The city faced problems in 2007 when media reports claimed it had high levels of crime but the work of Pubwatch volunteers helped it to recover, according to the organisation.
The scheme has worked closely with a leisure business improvement district (BID) and the local authorities for the past several years.
It was praised for its introduction/support of crime prevention projects, including the increasing access to defibrillators and special medical kits for use in knife attacks.
Judges also noted the scheme’s willingness to provide specialist training to large numbers of people and the support it has given to its local street pastors organisation, including an annual contribution of £2,000, who help vulnerable drinkers.
Nottinghamshire Police chief inspector Donna Lawton joined in the lauding of the city scheme and said it had helped support the health of the city centre’s nightlife.
She said: “Since working within the city centre, I have seen numerous innovative ideas and suggestions stem from the Pubwatch group.
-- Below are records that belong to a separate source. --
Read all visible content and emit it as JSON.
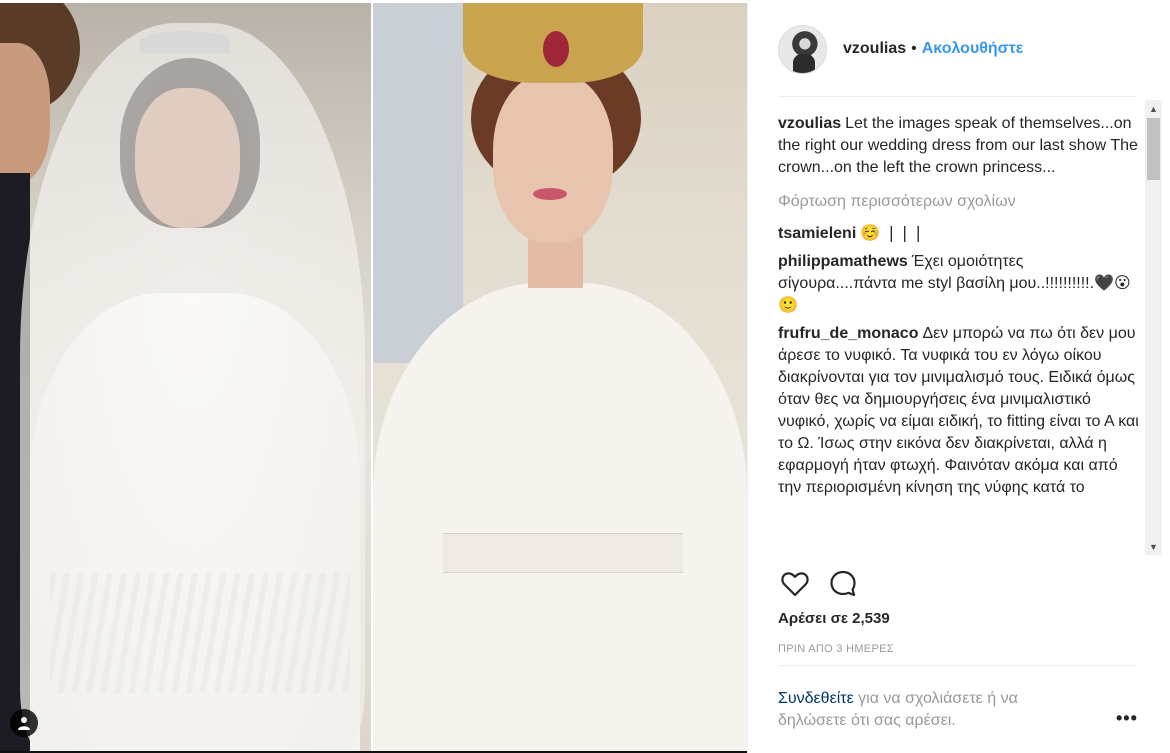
{
  "header": {
    "username": "vzoulias",
    "separator": "•",
    "follow_label": "Ακολουθήστε"
  },
  "caption": {
    "username": "vzoulias",
    "text": "Let the images speak of themselves...on the right our wedding dress from our last show The crown...on the left the crown princess..."
  },
  "load_more_label": "Φόρτωση περισσότερων σχολίων",
  "comments": [
    {
      "username": "tsamieleni",
      "text": "☺️ ❘❘❘"
    },
    {
      "username": "philippamathews",
      "text": "Έχει ομοιότητες σίγουρα....πάντα me styl βασίλη μου..!!!!!!!!!!.🖤😮🙂"
    },
    {
      "username": "frufru_de_monaco",
      "text": "Δεν μπορώ να πω ότι δεν μου άρεσε το νυφικό. Τα νυφικά του εν λόγω οίκου διακρίνονται για τον μινιμαλισμό τους. Ειδικά όμως όταν θες να δημιουργήσεις ένα μινιμαλιστικό νυφικό, χωρίς να είμαι ειδική, το fitting είναι το Α και το Ω. Ίσως στην εικόνα δεν διακρίνεται, αλλά η εφαρμογή ήταν φτωχή. Φαινόταν ακόμα και από την περιορισμένη κίνηση της νύφης κατά το"
    }
  ],
  "likes_label": "Αρέσει σε 2,539",
  "timestamp": "ΠΡΙΝ ΑΠΟ 3 ΗΜΕΡΕΣ",
  "footer": {
    "login_link": "Συνδεθείτε",
    "login_rest": " για να σχολιάσετε ή να δηλώσετε ότι σας αρέσει.",
    "more_options": "•••"
  },
  "icons": {
    "like": "heart-icon",
    "comment": "speech-bubble-icon",
    "user_tag": "user-icon"
  },
  "colors": {
    "link": "#3897f0",
    "secondary_text": "#999999",
    "login_link": "#003569"
  }
}
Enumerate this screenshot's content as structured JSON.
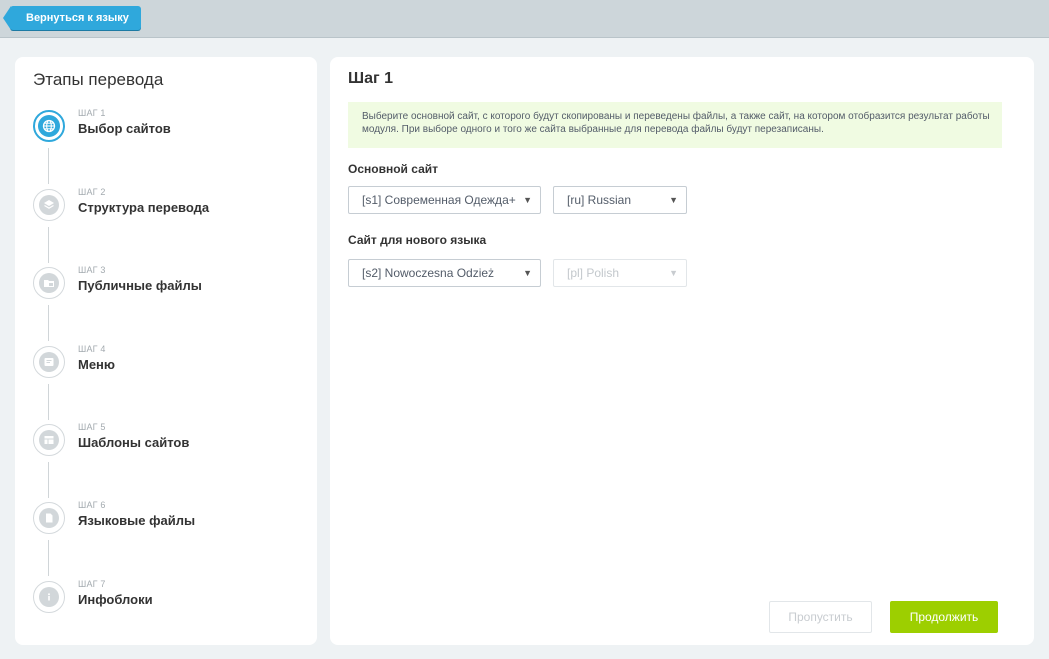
{
  "topbar": {
    "back_label": "Вернуться к языку"
  },
  "sidebar": {
    "title": "Этапы перевода",
    "steps": [
      {
        "label": "ШАГ 1",
        "name": "Выбор сайтов",
        "icon": "globe-icon",
        "active": true
      },
      {
        "label": "ШАГ 2",
        "name": "Структура перевода",
        "icon": "layers-icon",
        "active": false
      },
      {
        "label": "ШАГ 3",
        "name": "Публичные файлы",
        "icon": "folder-icon",
        "active": false
      },
      {
        "label": "ШАГ 4",
        "name": "Меню",
        "icon": "menu-icon",
        "active": false
      },
      {
        "label": "ШАГ 5",
        "name": "Шаблоны сайтов",
        "icon": "template-icon",
        "active": false
      },
      {
        "label": "ШАГ 6",
        "name": "Языковые файлы",
        "icon": "file-icon",
        "active": false
      },
      {
        "label": "ШАГ 7",
        "name": "Инфоблоки",
        "icon": "info-icon",
        "active": false
      }
    ]
  },
  "main": {
    "title": "Шаг 1",
    "info": "Выберите основной сайт, с которого будут скопированы и переведены файлы, а также сайт, на котором отобразится результат работы модуля. При выборе одного и того же сайта выбранные для перевода файлы будут перезаписаны.",
    "source": {
      "label": "Основной сайт",
      "site_value": "[s1] Современная Одежда+",
      "lang_value": "[ru] Russian"
    },
    "target": {
      "label": "Сайт для нового языка",
      "site_value": "[s2] Nowoczesna Odzież",
      "lang_value": "[pl] Polish"
    },
    "skip_label": "Пропустить",
    "continue_label": "Продолжить"
  },
  "colors": {
    "accent": "#2fa8dc",
    "continue_button": "#9dcf00",
    "info_background": "#f0fbe2"
  }
}
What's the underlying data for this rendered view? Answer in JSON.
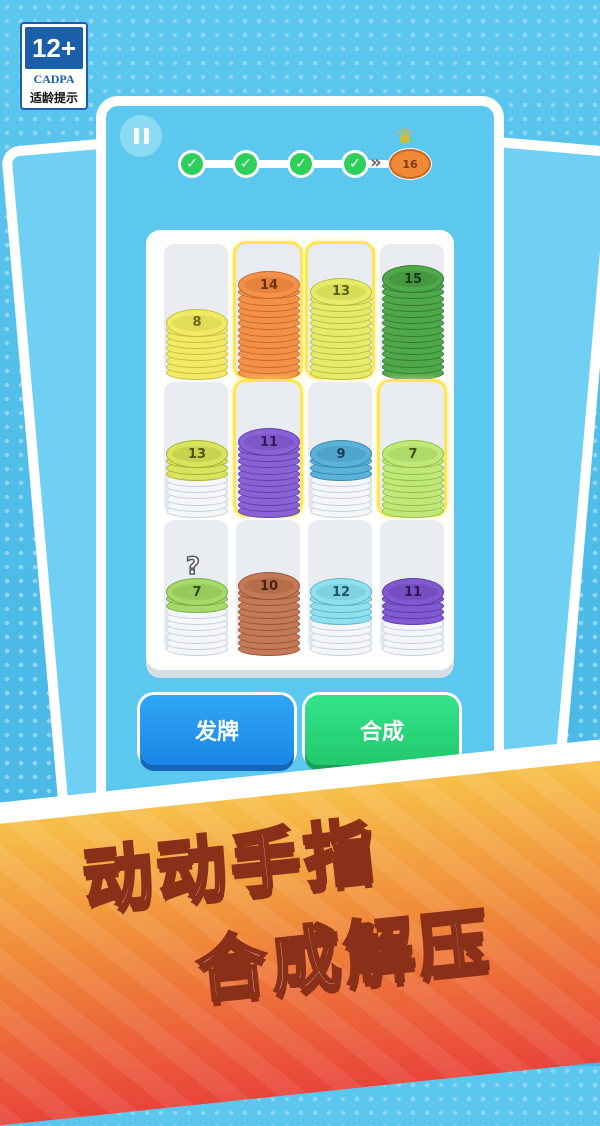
{
  "rating": {
    "age": "12+",
    "org": "CADPA",
    "tip": "适龄提示"
  },
  "progress": {
    "completed": 4,
    "goal_value": "16"
  },
  "slots": [
    {
      "n": "8",
      "color": "#f2ea66",
      "dark": "#c7bf3a",
      "text": "#6e6620",
      "layers": 8,
      "sel": false
    },
    {
      "n": "14",
      "color": "#f39149",
      "dark": "#c86a28",
      "text": "#6a3010",
      "layers": 14,
      "sel": true
    },
    {
      "n": "13",
      "color": "#e6ec6a",
      "dark": "#b8bf3a",
      "text": "#5d601a",
      "layers": 13,
      "sel": true
    },
    {
      "n": "15",
      "color": "#4fa84a",
      "dark": "#357c31",
      "text": "#183a15",
      "layers": 15,
      "sel": false
    },
    {
      "n": "13",
      "color": "#d8e35e",
      "dark": "#a8b334",
      "text": "#4f5618",
      "layers": 3,
      "sel": false,
      "grey": 6
    },
    {
      "n": "11",
      "color": "#8a62d6",
      "dark": "#6340ad",
      "text": "#2e1c58",
      "layers": 11,
      "sel": true
    },
    {
      "n": "9",
      "color": "#5ab2d8",
      "dark": "#3b88ad",
      "text": "#164058",
      "layers": 3,
      "sel": false,
      "grey": 6
    },
    {
      "n": "7",
      "color": "#bfe878",
      "dark": "#90bf4c",
      "text": "#3d5618",
      "layers": 9,
      "sel": true
    },
    {
      "n": "7",
      "color": "#a6d86a",
      "dark": "#78ad40",
      "text": "#2f4a14",
      "layers": 2,
      "sel": false,
      "grey": 7,
      "question": "?"
    },
    {
      "n": "10",
      "color": "#c47a56",
      "dark": "#9a5434",
      "text": "#4a2010",
      "layers": 10,
      "sel": false
    },
    {
      "n": "12",
      "color": "#8fe0ee",
      "dark": "#5cb4c8",
      "text": "#1f5460",
      "layers": 4,
      "sel": false,
      "grey": 5
    },
    {
      "n": "11",
      "color": "#8159d0",
      "dark": "#5e3ba8",
      "text": "#2b1a55",
      "layers": 4,
      "sel": false,
      "grey": 5
    }
  ],
  "buttons": {
    "deal": "发牌",
    "merge": "合成"
  },
  "slogan": {
    "line1": "动动手指",
    "line2": "合成解压"
  },
  "colors": {
    "check": "#2ecf5a",
    "deal": "#1c86e6",
    "merge": "#22c96c"
  }
}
All of this has supported a healthy and vibrant city centre.”
The awards event was sponsored by JD Wetherspoon and is now in its eighth year.
Reading and Pontypridd’s schemes were ‘highly commended’ for their safety campaigns.
Judges chose to reward the Reading scheme for encouraging its members to introduce a full searching policy as a condition of entry, in response to concerns about knife crime.
They also praised the Reading organisation for its adoption of an Ask for Angela campaign and work to safeguard vulnerable people.
National Pubwatch chairman Steve Baker said: “Pubwatch schemes continue to demonstrate that they play a very positive role in local partnership working.
“I would like to congratulate all our finalists for the contribution they have made to the safety of the night-time economy.”